November 29, 2017
The celebrity battles of the 21st century tend to be fought most fanatically by foot-soldier fans who assume that they will in some way benefit from their idol’s triumph.
There’s a lot of magical thinking these days about how the good fortune of some individual celeb will somehow benefit the mass of her co-ethnics. For example, in The New York Times on Tuesday:
Can Meghan Markle Save the Monarchy?
By IRENOSEN OKOJIE
I’m a black British woman who never cared about the royal family—until now.
One of the stranger culture wars at present is being waged by fans of pop diva Beyoncé who are excoriating rival pop diva Taylor Swift for her “silence” on partisan politics: In other words, Swift hasn’t gifted us with her denunciation of the president like most of our other moral role models in the entertainment industry. For instance, the editorial board of The Guardian of London recently proclaimed:
‘The Guardian’ view on Taylor Swift: an envoy for Trump’s values?
Personally, neither lady’s music is of much interest to me, but they do both work extraordinarily hard for their fans.
In turn, Swift’s fans love Swift, while Beyoncé’s fans not only love Beyoncé but hate her rivals for her. Thou must have no strange goddesses before her. It’s not enough that Beyoncé triumph, but all others must lose.
Beyoncé, for example, has won 22 Grammy awards in her career, which stretches back to the last millennium, but that is far too few for her fans. Beyoncé must win all the prizes. For example, after the Grammy Awards show last winter, The New York Times headlined:
#GrammysSoWhite: Will Awards Face Race Problem?
Beyoncé lost three major awards to Adele, who praised “Lemonade” in her acceptance speech.
It has become standard practice for white winners of Grammy awards to apologize in their speeches to the black losers.
Simply put, the Grammys, like America, have an inclusion problem, our critic writes.
Dude, it’s the Grammy Awards. The Grammys have always been lame because the most interesting music is made by guys too young to vote for the Grammy Awards.
In recent years, however, the critics have decided that all previous rock critics going back to the first rave over the Velvet Underground were “rockist,” which is the same as racist (and sexist). Instead, in the name of diversity, the critics now believe they should all worship the same female pop stars who make nine figures annually (and thus don’t need the critics).

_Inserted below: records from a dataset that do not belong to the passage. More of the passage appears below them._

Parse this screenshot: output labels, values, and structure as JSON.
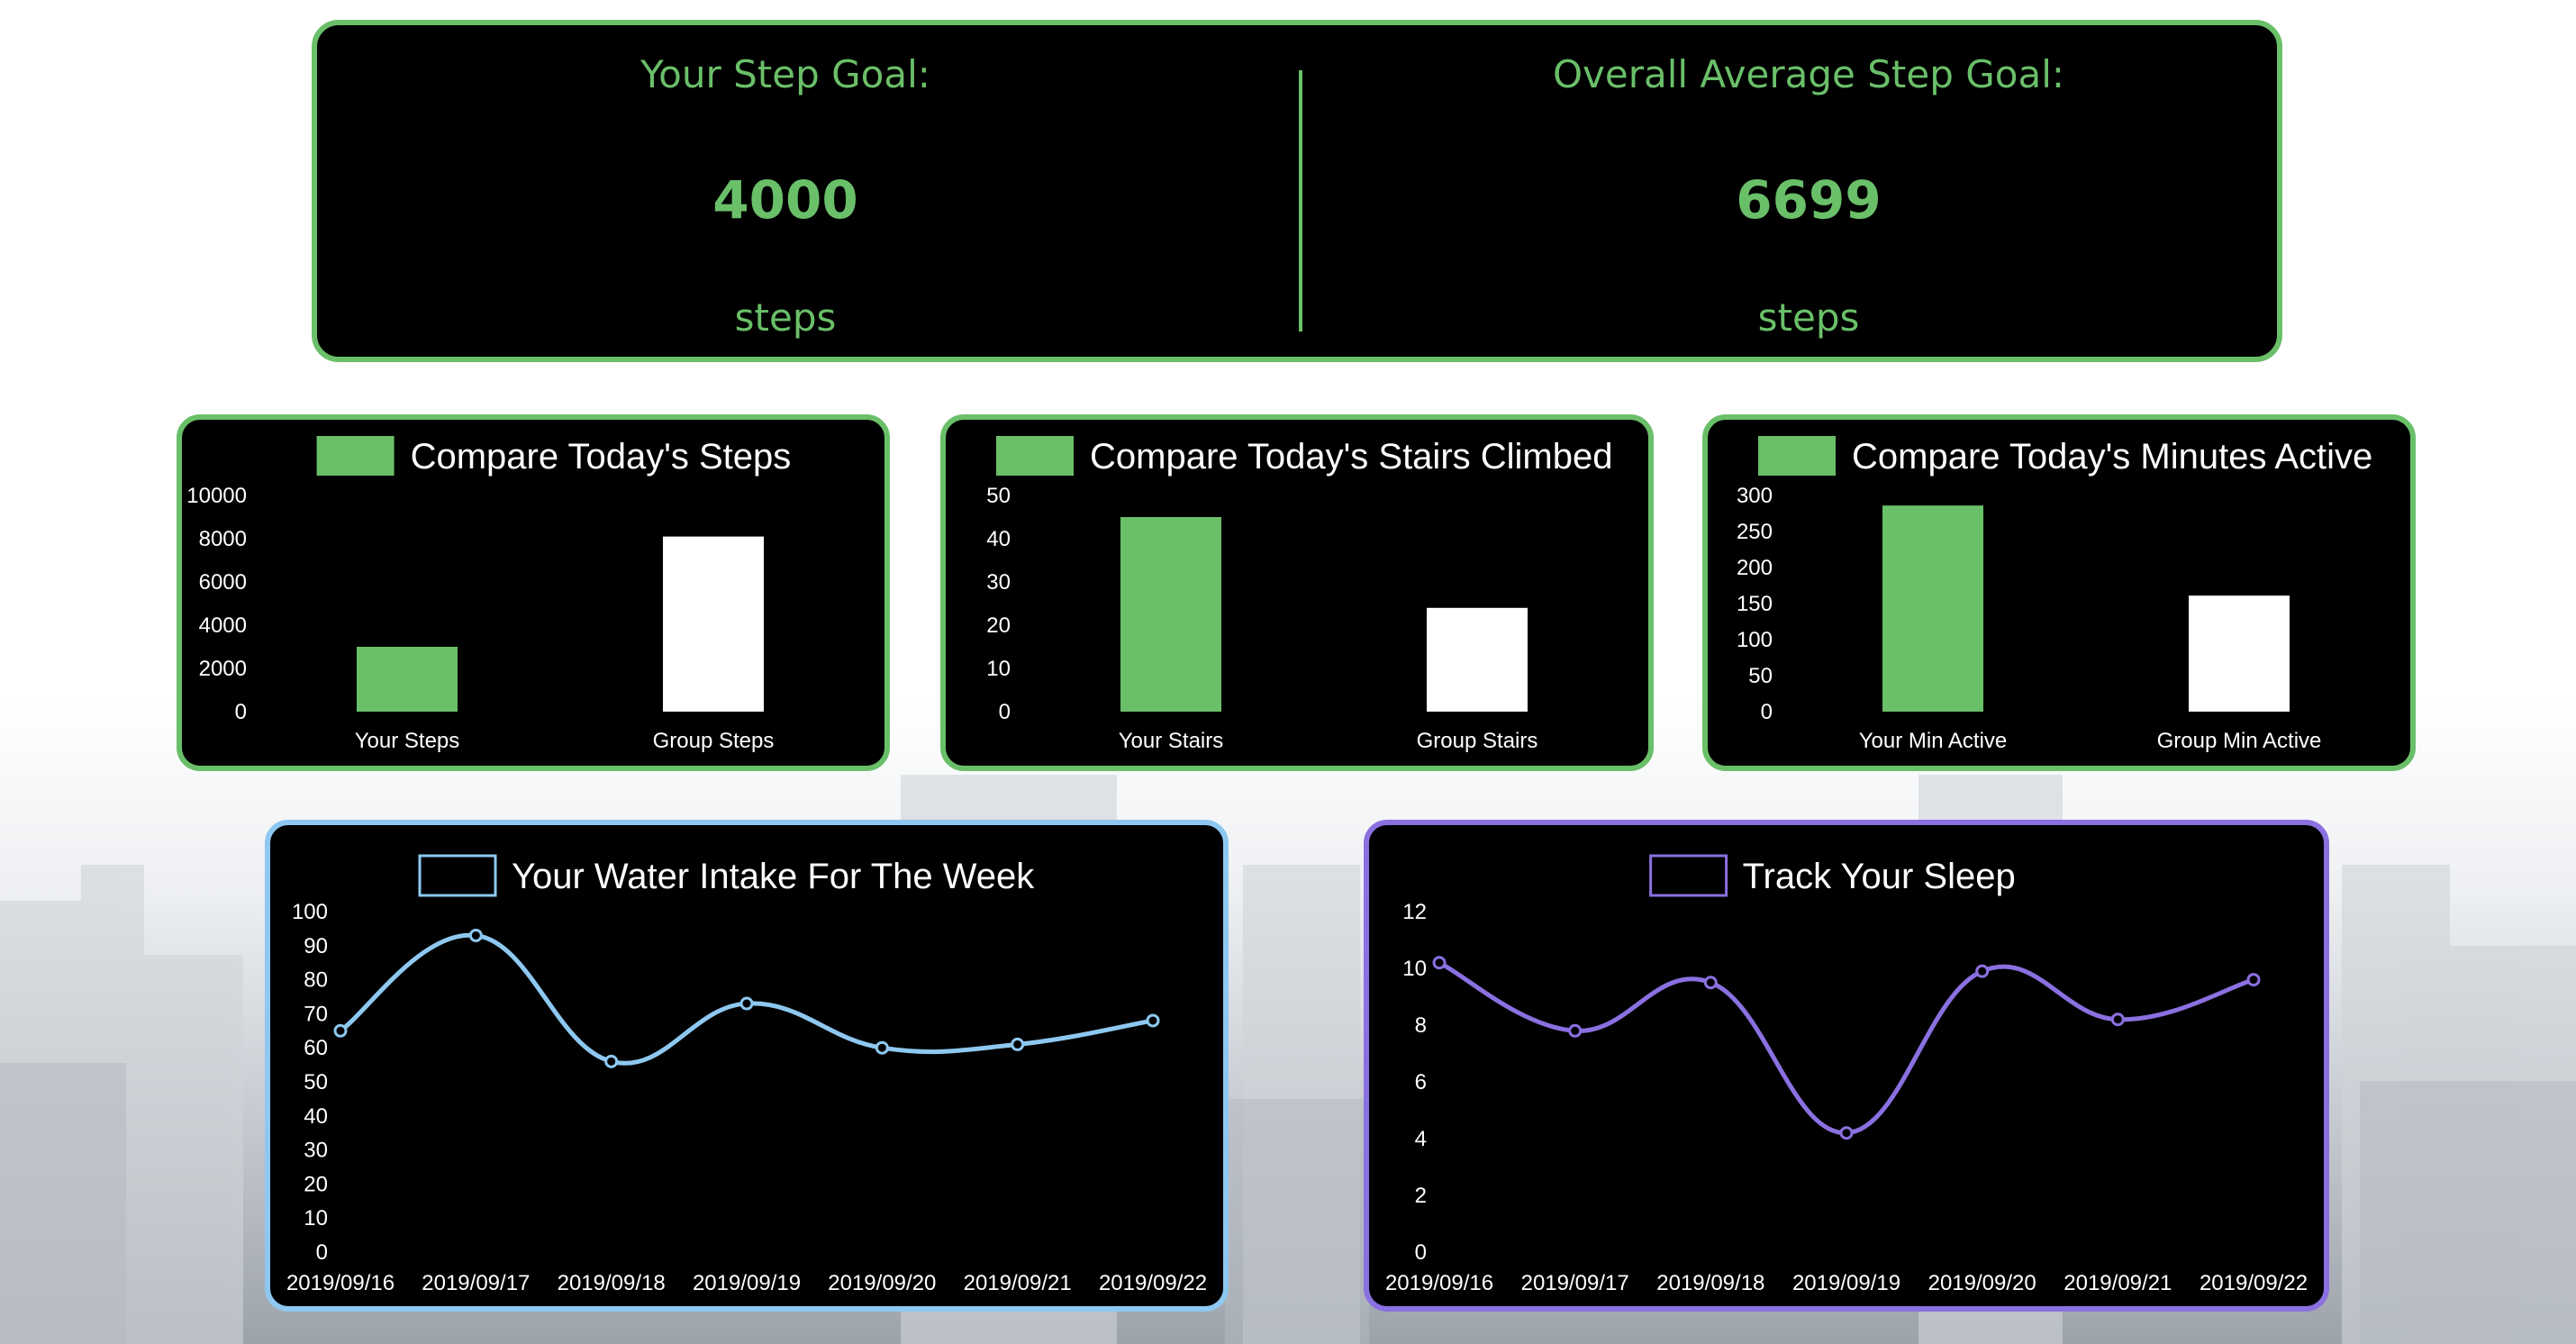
{
  "step_goal": {
    "yours": {
      "title": "Your Step Goal:",
      "value": "4000",
      "unit": "steps"
    },
    "overall": {
      "title": "Overall Average Step Goal:",
      "value": "6699",
      "unit": "steps"
    }
  },
  "colors": {
    "green": "#6abf69",
    "white": "#ffffff",
    "water": "#8ec8f0",
    "sleep": "#8a70e0"
  },
  "chart_data": [
    {
      "id": "steps",
      "type": "bar",
      "title": "Compare Today's Steps",
      "legend_color": "#6abf69",
      "categories": [
        "Your Steps",
        "Group Steps"
      ],
      "values": [
        3000,
        8100
      ],
      "bar_colors": [
        "#6abf69",
        "#ffffff"
      ],
      "ylim": [
        0,
        10000
      ],
      "yticks": [
        "0",
        "2000",
        "4000",
        "6000",
        "8000",
        "10000"
      ],
      "legend_position": "top"
    },
    {
      "id": "stairs",
      "type": "bar",
      "title": "Compare Today's Stairs Climbed",
      "legend_color": "#6abf69",
      "categories": [
        "Your Stairs",
        "Group Stairs"
      ],
      "values": [
        45,
        24
      ],
      "bar_colors": [
        "#6abf69",
        "#ffffff"
      ],
      "ylim": [
        0,
        50
      ],
      "yticks": [
        "0",
        "10",
        "20",
        "30",
        "40",
        "50"
      ],
      "legend_position": "top"
    },
    {
      "id": "minutes",
      "type": "bar",
      "title": "Compare Today's Minutes Active",
      "legend_color": "#6abf69",
      "categories": [
        "Your Min Active",
        "Group Min Active"
      ],
      "values": [
        286,
        161
      ],
      "bar_colors": [
        "#6abf69",
        "#ffffff"
      ],
      "ylim": [
        0,
        300
      ],
      "yticks": [
        "0",
        "50",
        "100",
        "150",
        "200",
        "250",
        "300"
      ],
      "legend_position": "top"
    },
    {
      "id": "water",
      "type": "line",
      "title": "Your Water Intake For The Week",
      "legend_color": "#8ec8f0",
      "x": [
        "2019/09/16",
        "2019/09/17",
        "2019/09/18",
        "2019/09/19",
        "2019/09/20",
        "2019/09/21",
        "2019/09/22"
      ],
      "values": [
        65,
        93,
        56,
        73,
        60,
        61,
        68
      ],
      "ylim": [
        0,
        100
      ],
      "yticks": [
        "0",
        "10",
        "20",
        "30",
        "40",
        "50",
        "60",
        "70",
        "80",
        "90",
        "100"
      ],
      "legend_position": "top"
    },
    {
      "id": "sleep",
      "type": "line",
      "title": "Track Your Sleep",
      "legend_color": "#8a70e0",
      "x": [
        "2019/09/16",
        "2019/09/17",
        "2019/09/18",
        "2019/09/19",
        "2019/09/20",
        "2019/09/21",
        "2019/09/22"
      ],
      "values": [
        10.2,
        7.8,
        9.5,
        4.2,
        9.9,
        8.2,
        9.6
      ],
      "ylim": [
        0,
        12
      ],
      "yticks": [
        "0",
        "2",
        "4",
        "6",
        "8",
        "10",
        "12"
      ],
      "legend_position": "top"
    }
  ]
}
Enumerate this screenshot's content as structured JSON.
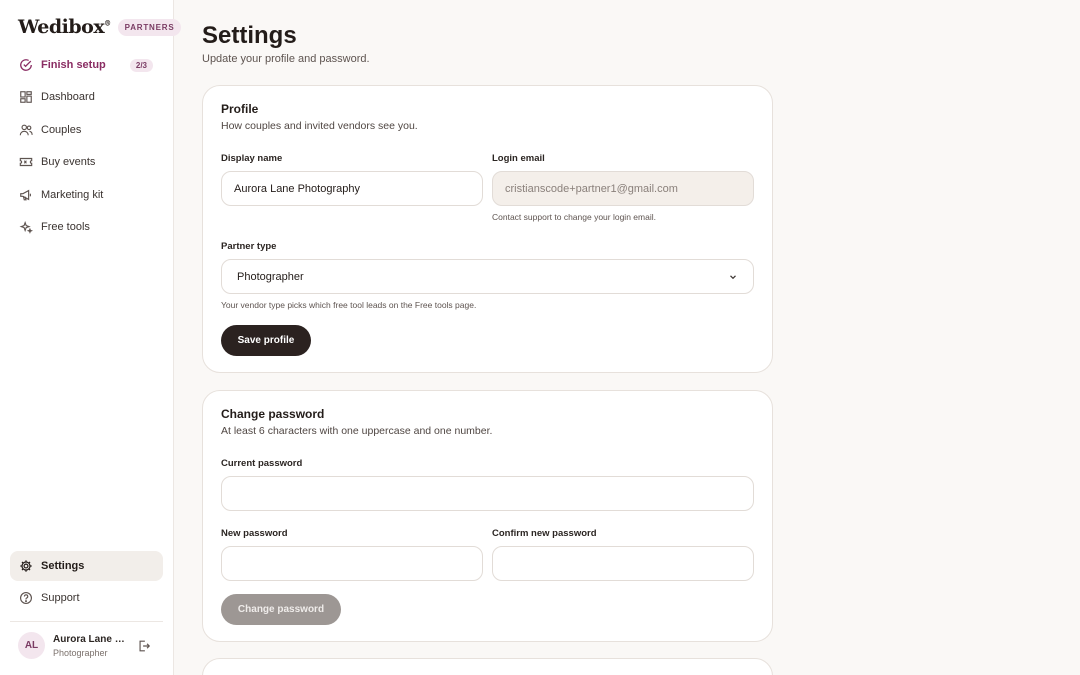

All this racial grievance-mongering paid off in the new Grammy nominations announced on Tuesday, with Beyoncé’s 47-year-old husband, Jay-Z, getting eight to bring his career total to 74. The NYT reported:
With all major awards shows under scrutiny for how they incorporate diversity, the Grammy nominations are striking, as minority artists dominate the ballot in nearly all of the most prestigious categories, including record, song and album of the year….
The nominations this year all but guarantee that a nonwhite performer will win at least one of the major awards, which would reflect the current pop market but has been far from a given at the Grammys. At the 2017 awards, for example, the awards were criticized when Adele beat Beyoncé for all three top trophies.
Now, Beyoncé is not some edgy outsider ignored by the mainstream. She’s a 36-year-old superstar who has been immensely rich for, roughly, ever. As Newsweek headlined this week:
Taylor Swift Isn’t the Highest-Paid Female Musician, Beyoncé Is
According to Forbes, Beyoncé made $105 million over the past twelve months versus only $69 million for Adele and $44 million for Swift, those losers. (On the other hand, Beyoncé earned only $54 million the previous year to Swift’s $170 million.)
What’s really going on is that Swift is very slender and very blond, while Beyoncé is not quite as slender nor quite as blond. Granted, Beyoncé is awfully blond for a black (she’s a Louisiana creole of color on her mother’s side). Indeed, back in 2011 she briefly went downright transracial in what appeared to have been an attempt to look like Scarlett Johansson.